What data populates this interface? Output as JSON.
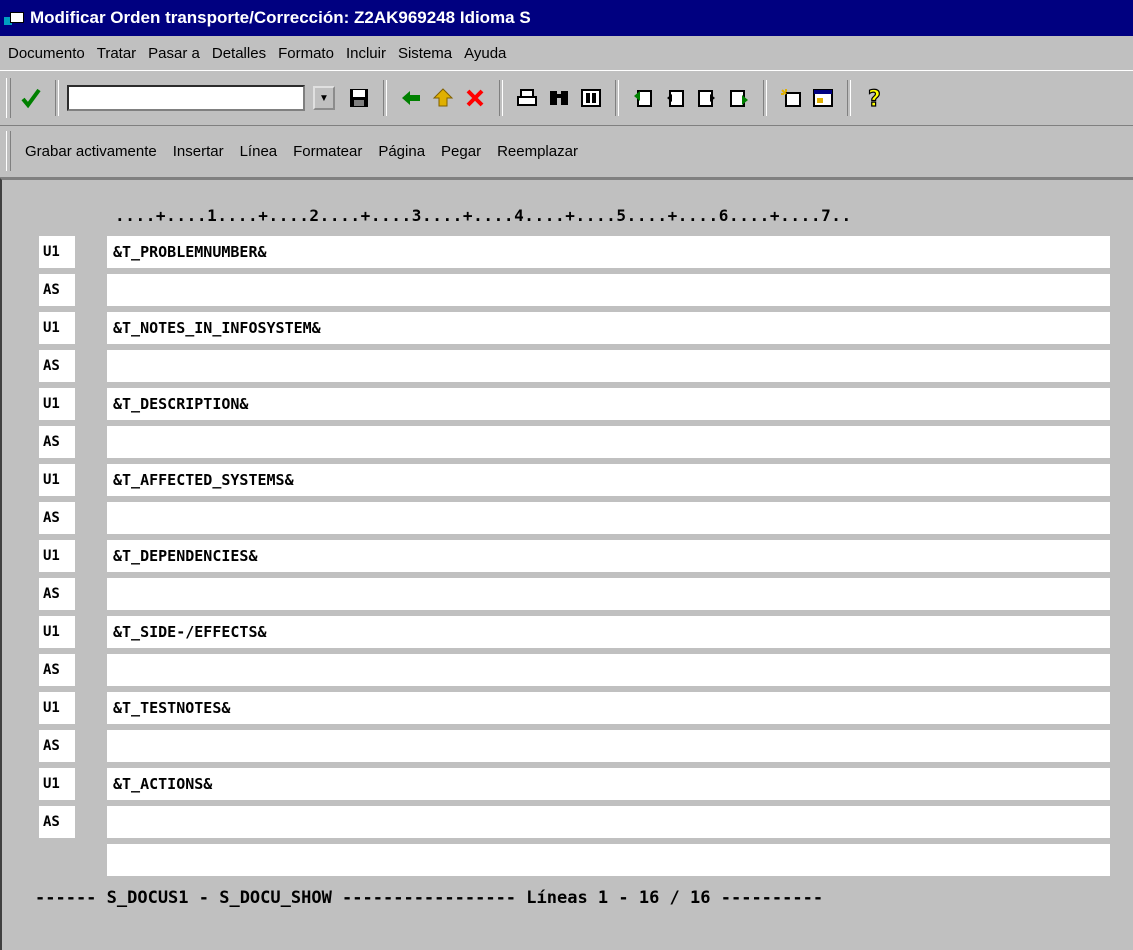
{
  "window": {
    "title": "Modificar Orden transporte/Corrección: Z2AK969248 Idioma S"
  },
  "menu": {
    "items": [
      {
        "label": "Documento"
      },
      {
        "label": "Tratar"
      },
      {
        "label": "Pasar a"
      },
      {
        "label": "Detalles"
      },
      {
        "label": "Formato"
      },
      {
        "label": "Incluir"
      },
      {
        "label": "Sistema"
      },
      {
        "label": "Ayuda"
      }
    ]
  },
  "toolbar": {
    "command_value": "",
    "icons": [
      "check-icon",
      "save-icon",
      "back-icon",
      "up-icon",
      "cancel-icon",
      "print-icon",
      "find-icon",
      "find-next-icon",
      "first-page-icon",
      "previous-page-icon",
      "next-page-icon",
      "last-page-icon",
      "create-session-icon",
      "shortcut-icon",
      "help-icon"
    ],
    "colors": {
      "check": "#008000",
      "back": "#008000",
      "up": "#c09000",
      "cancel": "#ff0000",
      "help": "#ffff00"
    }
  },
  "app_toolbar": {
    "buttons": [
      {
        "label": "Grabar activamente"
      },
      {
        "label": "Insertar"
      },
      {
        "label": "Línea"
      },
      {
        "label": "Formatear"
      },
      {
        "label": "Página"
      },
      {
        "label": "Pegar"
      },
      {
        "label": "Reemplazar"
      }
    ]
  },
  "editor": {
    "ruler": "....+....1....+....2....+....3....+....4....+....5....+....6....+....7..",
    "rows": [
      {
        "tag": "U1",
        "text": "&T_PROBLEMNUMBER&"
      },
      {
        "tag": "AS",
        "text": ""
      },
      {
        "tag": "U1",
        "text": "&T_NOTES_IN_INFOSYSTEM&"
      },
      {
        "tag": "AS",
        "text": ""
      },
      {
        "tag": "U1",
        "text": "&T_DESCRIPTION&"
      },
      {
        "tag": "AS",
        "text": ""
      },
      {
        "tag": "U1",
        "text": "&T_AFFECTED_SYSTEMS&"
      },
      {
        "tag": "AS",
        "text": ""
      },
      {
        "tag": "U1",
        "text": "&T_DEPENDENCIES&"
      },
      {
        "tag": "AS",
        "text": ""
      },
      {
        "tag": "U1",
        "text": "&T_SIDE-/EFFECTS&"
      },
      {
        "tag": "AS",
        "text": ""
      },
      {
        "tag": "U1",
        "text": "&T_TESTNOTES&"
      },
      {
        "tag": "AS",
        "text": ""
      },
      {
        "tag": "U1",
        "text": "&T_ACTIONS&"
      },
      {
        "tag": "AS",
        "text": ""
      },
      {
        "tag": "",
        "text": ""
      }
    ],
    "status_line": "------ S_DOCUS1 - S_DOCU_SHOW ----------------- Líneas 1 - 16 / 16 ----------"
  }
}
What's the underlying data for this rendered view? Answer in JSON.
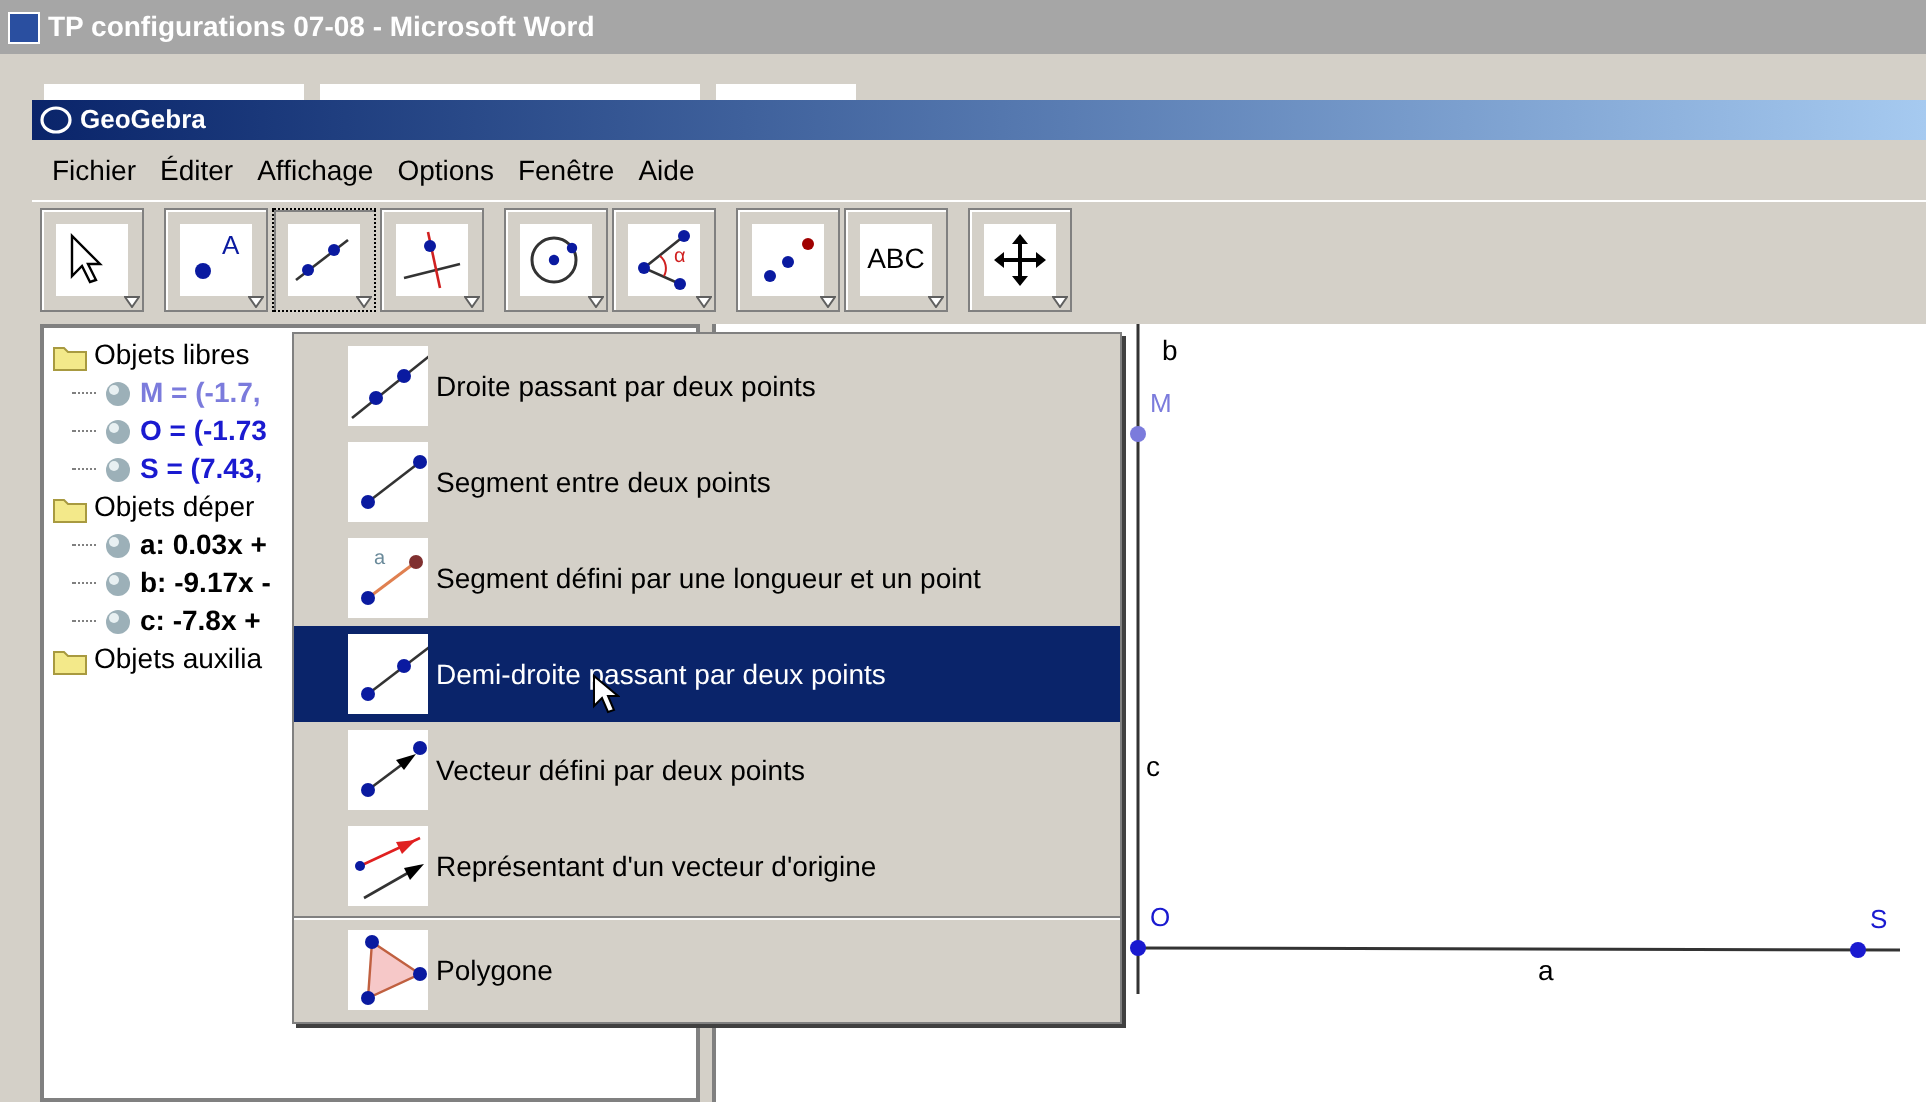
{
  "background_window": {
    "title": "TP configurations 07-08 - Microsoft Word"
  },
  "window": {
    "title": "GeoGebra"
  },
  "menu": [
    "Fichier",
    "Éditer",
    "Affichage",
    "Options",
    "Fenêtre",
    "Aide"
  ],
  "tool_groups": [
    {
      "tools": [
        {
          "selected": false
        }
      ]
    },
    {
      "tools": [
        {
          "selected": false,
          "label": "A"
        },
        {
          "selected": true
        },
        {
          "selected": false
        }
      ]
    },
    {
      "tools": [
        {
          "selected": false
        },
        {
          "selected": false,
          "label": "α"
        }
      ]
    },
    {
      "tools": [
        {
          "selected": false
        },
        {
          "selected": false,
          "label": "ABC"
        }
      ]
    },
    {
      "tools": [
        {
          "selected": false
        }
      ]
    }
  ],
  "algebra_tree": [
    {
      "label": "Objets libres",
      "children": [
        {
          "text": "M = (-1.7,",
          "color": "#7b7bdc"
        },
        {
          "text": "O = (-1.73",
          "color": "#1a1ad0"
        },
        {
          "text": "S = (7.43,",
          "color": "#1a1ad0"
        }
      ]
    },
    {
      "label": "Objets déper",
      "children": [
        {
          "text": "a: 0.03x +",
          "color": "#000000"
        },
        {
          "text": "b: -9.17x -",
          "color": "#000000"
        },
        {
          "text": "c: -7.8x +",
          "color": "#000000"
        }
      ]
    },
    {
      "label": "Objets auxilia"
    }
  ],
  "dropdown": [
    {
      "label": "Droite passant par deux points",
      "selected": false,
      "separator_before": false
    },
    {
      "label": "Segment entre deux points",
      "selected": false,
      "separator_before": false
    },
    {
      "label": "Segment défini par une longueur et un point",
      "selected": false,
      "separator_before": false,
      "icon_label": "a"
    },
    {
      "label": "Demi-droite passant par deux points",
      "selected": true,
      "separator_before": false
    },
    {
      "label": "Vecteur défini par deux points",
      "selected": false,
      "separator_before": false
    },
    {
      "label": "Représentant d'un vecteur d'origine",
      "selected": false,
      "separator_before": false
    },
    {
      "label": "Polygone",
      "selected": false,
      "separator_before": true
    }
  ],
  "graphics": {
    "line_labels": [
      "b",
      "c",
      "a"
    ],
    "points": [
      {
        "label": "M",
        "color": "#7b7bdc"
      },
      {
        "label": "O",
        "color": "#1a1ad0"
      },
      {
        "label": "S",
        "color": "#1a1ad0"
      }
    ]
  }
}
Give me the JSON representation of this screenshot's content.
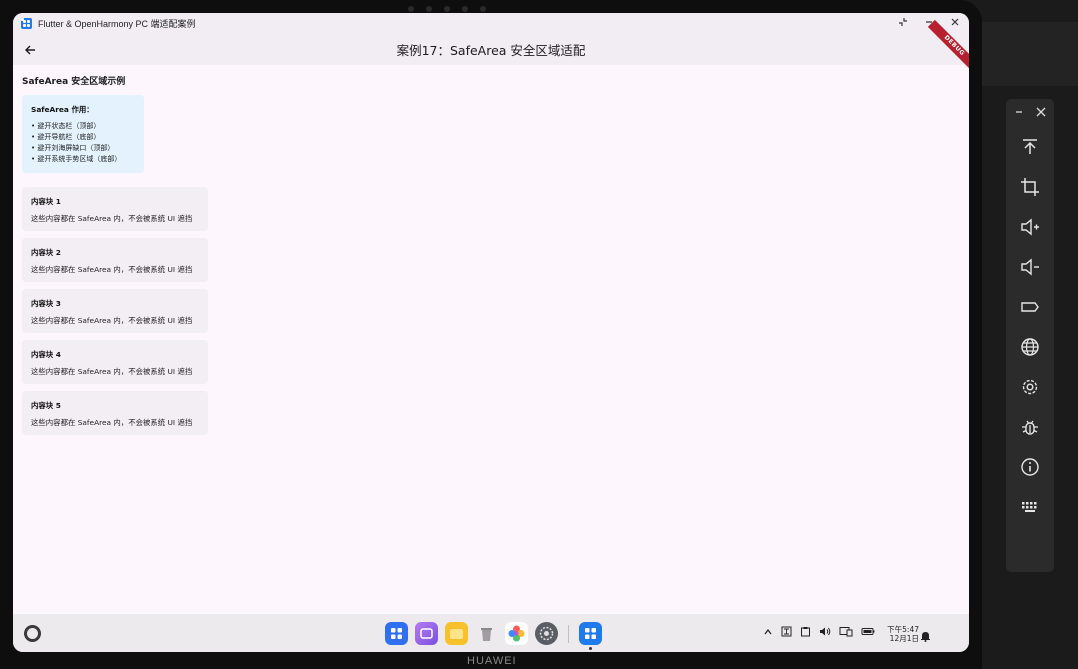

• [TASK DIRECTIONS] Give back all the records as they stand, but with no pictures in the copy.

• [ANSWER SECTION]
What data populates this interface? Output as JSON.
{
  "window": {
    "title": "Modificar Orden transporte/Corrección: Z2AK969248 Idioma S"
  },
  "menu": {
    "items": [
      {
        "label": "Documento"
      },
      {
        "label": "Tratar"
      },
      {
        "label": "Pasar a"
      },
      {
        "label": "Detalles"
      },
      {
        "label": "Formato"
      },
      {
        "label": "Incluir"
      },
      {
        "label": "Sistema"
      },
      {
        "label": "Ayuda"
      }
    ]
  },
  "toolbar": {
    "command_value": "",
    "icons": [
      "check-icon",
      "save-icon",
      "back-icon",
      "up-icon",
      "cancel-icon",
      "print-icon",
      "find-icon",
      "find-next-icon",
      "first-page-icon",
      "previous-page-icon",
      "next-page-icon",
      "last-page-icon",
      "create-session-icon",
      "shortcut-icon",
      "help-icon"
    ],
    "colors": {
      "check": "#008000",
      "back": "#008000",
      "up": "#c09000",
      "cancel": "#ff0000",
      "help": "#ffff00"
    }
  },
  "app_toolbar": {
    "buttons": [
      {
        "label": "Grabar activamente"
      },
      {
        "label": "Insertar"
      },
      {
        "label": "Línea"
      },
      {
        "label": "Formatear"
      },
      {
        "label": "Página"
      },
      {
        "label": "Pegar"
      },
      {
        "label": "Reemplazar"
      }
    ]
  },
  "editor": {
    "ruler": "....+....1....+....2....+....3....+....4....+....5....+....6....+....7..",
    "rows": [
      {
        "tag": "U1",
        "text": "&T_PROBLEMNUMBER&"
      },
      {
        "tag": "AS",
        "text": ""
      },
      {
        "tag": "U1",
        "text": "&T_NOTES_IN_INFOSYSTEM&"
      },
      {
        "tag": "AS",
        "text": ""
      },
      {
        "tag": "U1",
        "text": "&T_DESCRIPTION&"
      },
      {
        "tag": "AS",
        "text": ""
      },
      {
        "tag": "U1",
        "text": "&T_AFFECTED_SYSTEMS&"
      },
      {
        "tag": "AS",
        "text": ""
      },
      {
        "tag": "U1",
        "text": "&T_DEPENDENCIES&"
      },
      {
        "tag": "AS",
        "text": ""
      },
      {
        "tag": "U1",
        "text": "&T_SIDE-/EFFECTS&"
      },
      {
        "tag": "AS",
        "text": ""
      },
      {
        "tag": "U1",
        "text": "&T_TESTNOTES&"
      },
      {
        "tag": "AS",
        "text": ""
      },
      {
        "tag": "U1",
        "text": "&T_ACTIONS&"
      },
      {
        "tag": "AS",
        "text": ""
      },
      {
        "tag": "",
        "text": ""
      }
    ],
    "status_line": "------ S_DOCUS1 - S_DOCU_SHOW ----------------- Líneas 1 - 16 / 16 ----------"
  }
}
What's the underlying data for this rendered view? Answer in JSON.
{
  "background_window": {
    "title": "TP configurations 07-08 - Microsoft Word"
  },
  "window": {
    "title": "GeoGebra"
  },
  "menu": [
    "Fichier",
    "Éditer",
    "Affichage",
    "Options",
    "Fenêtre",
    "Aide"
  ],
  "tool_groups": [
    {
      "tools": [
        {
          "selected": false
        }
      ]
    },
    {
      "tools": [
        {
          "selected": false,
          "label": "A"
        },
        {
          "selected": true
        },
        {
          "selected": false
        }
      ]
    },
    {
      "tools": [
        {
          "selected": false
        },
        {
          "selected": false,
          "label": "α"
        }
      ]
    },
    {
      "tools": [
        {
          "selected": false
        },
        {
          "selected": false,
          "label": "ABC"
        }
      ]
    },
    {
      "tools": [
        {
          "selected": false
        }
      ]
    }
  ],
  "algebra_tree": [
    {
      "label": "Objets libres",
      "children": [
        {
          "text": "M = (-1.7,",
          "color": "#7b7bdc"
        },
        {
          "text": "O = (-1.73",
          "color": "#1a1ad0"
        },
        {
          "text": "S = (7.43,",
          "color": "#1a1ad0"
        }
      ]
    },
    {
      "label": "Objets déper",
      "children": [
        {
          "text": "a: 0.03x +",
          "color": "#000000"
        },
        {
          "text": "b: -9.17x -",
          "color": "#000000"
        },
        {
          "text": "c: -7.8x +",
          "color": "#000000"
        }
      ]
    },
    {
      "label": "Objets auxilia"
    }
  ],
  "dropdown": [
    {
      "label": "Droite passant par deux points",
      "selected": false,
      "separator_before": false
    },
    {
      "label": "Segment entre deux points",
      "selected": false,
      "separator_before": false
    },
    {
      "label": "Segment défini par une longueur et un point",
      "selected": false,
      "separator_before": false,
      "icon_label": "a"
    },
    {
      "label": "Demi-droite passant par deux points",
      "selected": true,
      "separator_before": false
    },
    {
      "label": "Vecteur défini par deux points",
      "selected": false,
      "separator_before": false
    },
    {
      "label": "Représentant d'un vecteur d'origine",
      "selected": false,
      "separator_before": false
    },
    {
      "label": "Polygone",
      "selected": false,
      "separator_before": true
    }
  ],
  "graphics": {
    "line_labels": [
      "b",
      "c",
      "a"
    ],
    "points": [
      {
        "label": "M",
        "color": "#7b7bdc"
      },
      {
        "label": "O",
        "color": "#1a1ad0"
      },
      {
        "label": "S",
        "color": "#1a1ad0"
      }
    ]
  }
}
Give me the JSON representation of this screenshot's content.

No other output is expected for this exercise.